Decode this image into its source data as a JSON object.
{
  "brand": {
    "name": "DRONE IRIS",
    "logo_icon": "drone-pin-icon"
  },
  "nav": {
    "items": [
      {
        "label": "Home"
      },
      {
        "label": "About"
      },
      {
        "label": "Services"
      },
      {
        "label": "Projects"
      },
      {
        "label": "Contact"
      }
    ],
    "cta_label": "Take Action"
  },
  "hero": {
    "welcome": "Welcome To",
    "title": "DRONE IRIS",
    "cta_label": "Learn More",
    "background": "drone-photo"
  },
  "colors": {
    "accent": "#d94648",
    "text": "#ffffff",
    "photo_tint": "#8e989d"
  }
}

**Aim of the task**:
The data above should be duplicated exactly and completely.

**Answer for the task**:
Decode this image into its source data as a JSON object.
{
  "brand": {
    "name": "DRONE IRIS",
    "logo_icon": "drone-pin-icon"
  },
  "nav": {
    "items": [
      {
        "label": "Home"
      },
      {
        "label": "About"
      },
      {
        "label": "Services"
      },
      {
        "label": "Projects"
      },
      {
        "label": "Contact"
      }
    ],
    "cta_label": "Take Action"
  },
  "hero": {
    "welcome": "Welcome To",
    "title": "DRONE IRIS",
    "cta_label": "Learn More",
    "background": "drone-photo"
  },
  "colors": {
    "accent": "#d94648",
    "text": "#ffffff",
    "photo_tint": "#8e989d"
  }
}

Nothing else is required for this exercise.